Prompt> Return the records below in full. Keep every word exact and skip the images.
(Material supplied Opens)
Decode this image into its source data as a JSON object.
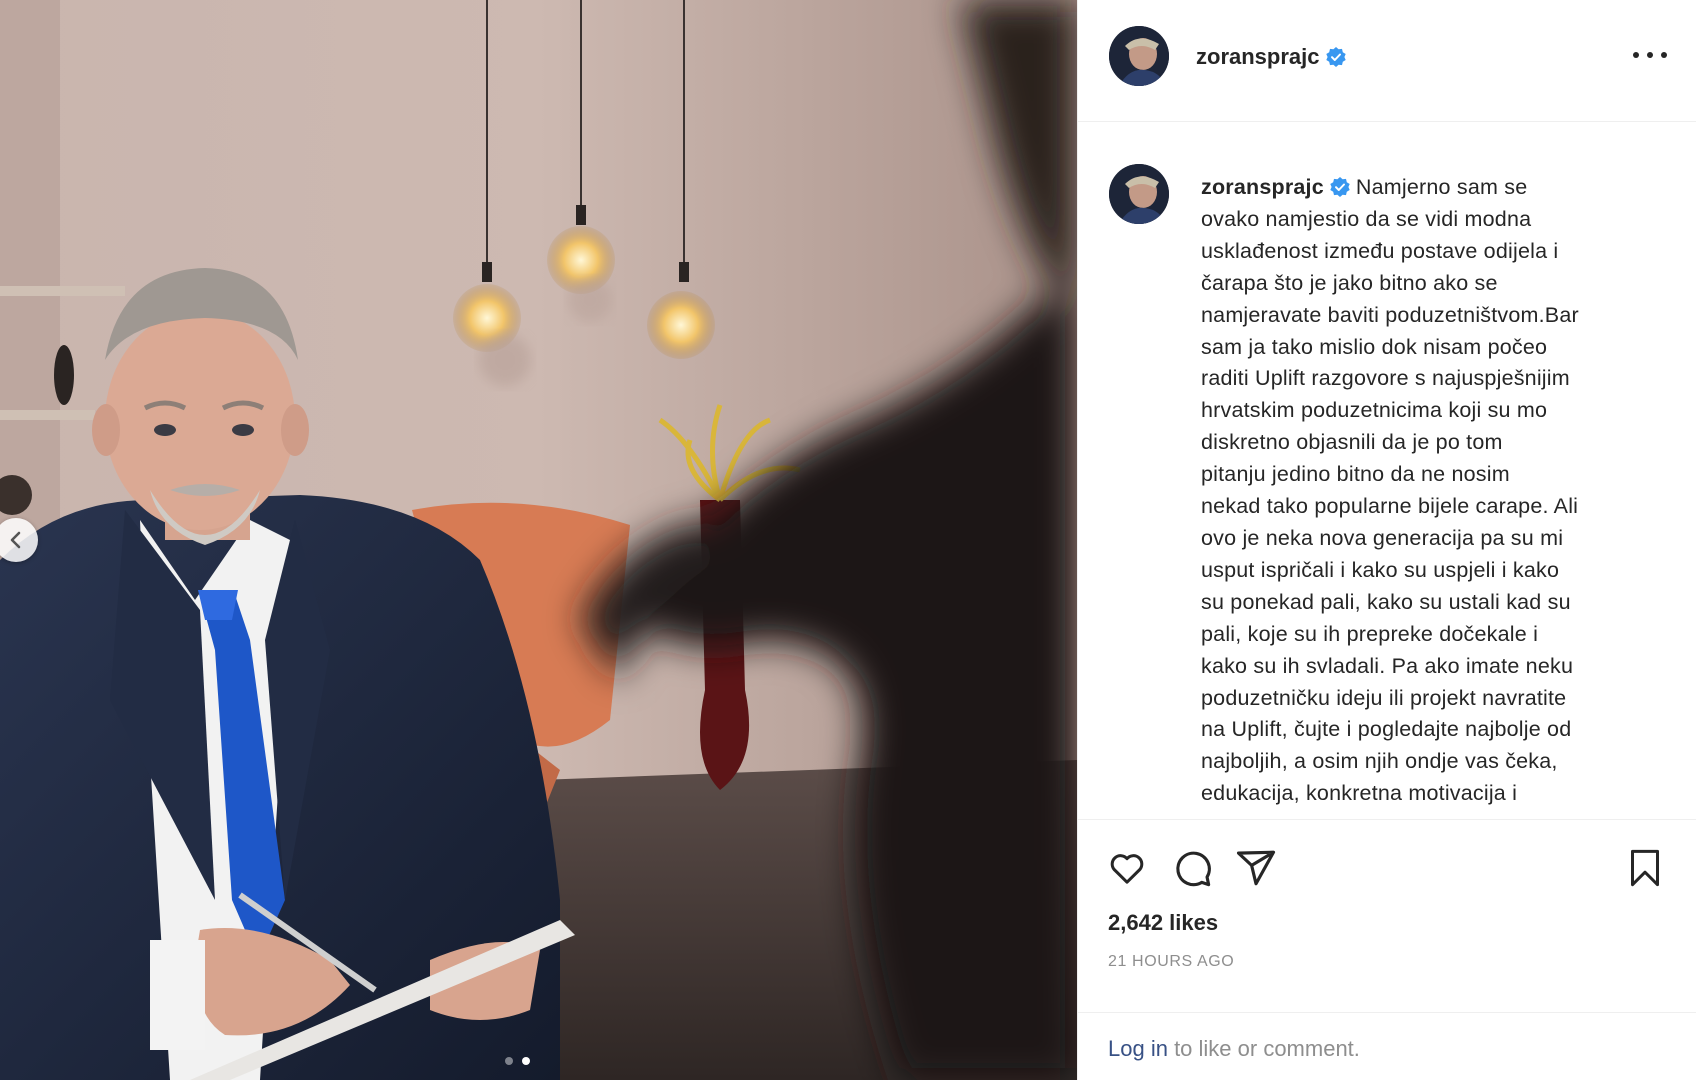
{
  "post": {
    "username": "zoransprajc",
    "more_icon": "more-horizontal-icon",
    "verified_icon": "verified-badge-icon",
    "caption": {
      "lines": [
        "Namjerno sam se",
        "ovako namjestio da se vidi modna",
        "usklađenost između postave odijela i",
        "čarapa što je jako bitno ako se",
        "namjeravate baviti poduzetništvom.Bar",
        "sam ja tako mislio dok nisam počeo",
        "raditi Uplift razgovore s najuspješnijim",
        "hrvatskim poduzetnicima koji su mo",
        "diskretno objasnili da je po tom",
        "pitanju jedino bitno da ne nosim",
        "nekad tako popularne bijele carape. Ali",
        "ovo je neka nova generacija pa su mi",
        "usput ispričali i kako su uspjeli i kako",
        "su ponekad pali, kako su ustali kad su",
        "pali, koje su ih prepreke dočekale i",
        "kako su ih svladali. Pa ako imate neku",
        "poduzetničku ideju ili projekt navratite",
        "na Uplift, čujte i pogledajte najbolje od",
        "najboljih, a osim njih ondje vas čeka,",
        "edukacija, konkretna motivacija i"
      ]
    },
    "likes": "2,642 likes",
    "time_ago": "21 HOURS AGO",
    "comment": {
      "login_link": "Log in",
      "prompt": " to like or comment."
    },
    "icons": [
      "heart-icon",
      "comment-icon",
      "share-icon",
      "bookmark-icon"
    ],
    "carousel": {
      "current": 2,
      "total": 2
    }
  },
  "colors": {
    "verified": "#3897f0",
    "link": "#385185",
    "muted": "#8e8e8e",
    "text": "#262626"
  }
}
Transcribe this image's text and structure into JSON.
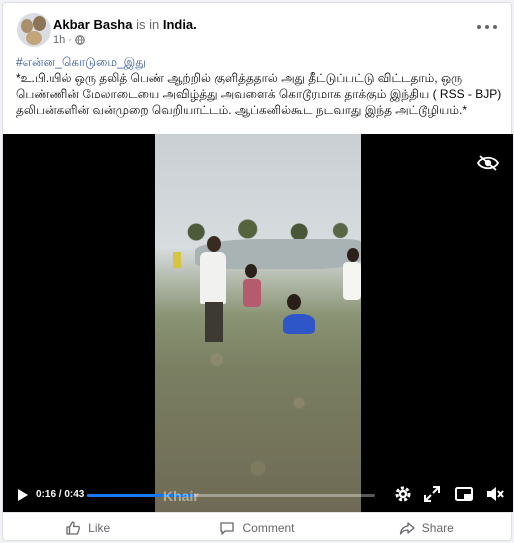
{
  "post": {
    "author": "Akbar Basha",
    "is_in": " is in ",
    "location": "India.",
    "time": "1h ·",
    "hashtag": "#என்ன_கொடுமை_இது",
    "body": "*உ.பி.யில் ஒரு தலித் பெண் ஆற்றில் குளித்ததால் அது தீட்டுப்பட்டு விட்டதாம், ஒரு பெண்ணின் மேலாடையை அவிழ்த்து அவளைக் கொடூரமாக தாக்கும் இந்திய ( RSS - BJP) தலிபன்களின் வன்முறை வெறியாட்டம். ஆப்கனில்கூட நடவாது இந்த அட்டூழியம்.*"
  },
  "video": {
    "time": "0:16 / 0:43",
    "progress": 0.372,
    "watermark": "Khair"
  },
  "actions": {
    "like": "Like",
    "comment": "Comment",
    "share": "Share"
  },
  "colors": {
    "accent": "#1877f2",
    "hashtag": "#385898",
    "muted": "#65676b"
  },
  "icons": [
    "globe-icon",
    "more-icon",
    "eye-off-icon",
    "play-icon",
    "gear-icon",
    "fullscreen-icon",
    "pip-icon",
    "volume-icon",
    "like-icon",
    "comment-icon",
    "share-icon"
  ]
}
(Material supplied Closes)
Result of the task>
Decode this image into its source data as a JSON object.
{
  "post": {
    "username": "zoransprajc",
    "more_icon": "more-horizontal-icon",
    "verified_icon": "verified-badge-icon",
    "caption": {
      "lines": [
        "Namjerno sam se",
        "ovako namjestio da se vidi modna",
        "usklađenost između postave odijela i",
        "čarapa što je jako bitno ako se",
        "namjeravate baviti poduzetništvom.Bar",
        "sam ja tako mislio dok nisam počeo",
        "raditi Uplift razgovore s najuspješnijim",
        "hrvatskim poduzetnicima koji su mo",
        "diskretno objasnili da je po tom",
        "pitanju jedino bitno da ne nosim",
        "nekad tako popularne bijele carape. Ali",
        "ovo je neka nova generacija pa su mi",
        "usput ispričali i kako su uspjeli i kako",
        "su ponekad pali, kako su ustali kad su",
        "pali, koje su ih prepreke dočekale i",
        "kako su ih svladali. Pa ako imate neku",
        "poduzetničku ideju ili projekt navratite",
        "na Uplift, čujte i pogledajte najbolje od",
        "najboljih, a osim njih ondje vas čeka,",
        "edukacija, konkretna motivacija i"
      ]
    },
    "likes": "2,642 likes",
    "time_ago": "21 HOURS AGO",
    "comment": {
      "login_link": "Log in",
      "prompt": " to like or comment."
    },
    "icons": [
      "heart-icon",
      "comment-icon",
      "share-icon",
      "bookmark-icon"
    ],
    "carousel": {
      "current": 2,
      "total": 2
    }
  },
  "colors": {
    "verified": "#3897f0",
    "link": "#385185",
    "muted": "#8e8e8e",
    "text": "#262626"
  }
}
Transcribe this image's text and structure into JSON.
{
  "post": {
    "author": "Akbar Basha",
    "is_in": " is in ",
    "location": "India.",
    "time": "1h ·",
    "hashtag": "#என்ன_கொடுமை_இது",
    "body": "*உ.பி.யில் ஒரு தலித் பெண் ஆற்றில் குளித்ததால் அது தீட்டுப்பட்டு விட்டதாம், ஒரு பெண்ணின் மேலாடையை அவிழ்த்து அவளைக் கொடூரமாக தாக்கும் இந்திய ( RSS - BJP) தலிபன்களின் வன்முறை வெறியாட்டம். ஆப்கனில்கூட நடவாது இந்த அட்டூழியம்.*"
  },
  "video": {
    "time": "0:16 / 0:43",
    "progress": 0.372,
    "watermark": "Khair"
  },
  "actions": {
    "like": "Like",
    "comment": "Comment",
    "share": "Share"
  },
  "colors": {
    "accent": "#1877f2",
    "hashtag": "#385898",
    "muted": "#65676b"
  },
  "icons": [
    "globe-icon",
    "more-icon",
    "eye-off-icon",
    "play-icon",
    "gear-icon",
    "fullscreen-icon",
    "pip-icon",
    "volume-icon",
    "like-icon",
    "comment-icon",
    "share-icon"
  ]
}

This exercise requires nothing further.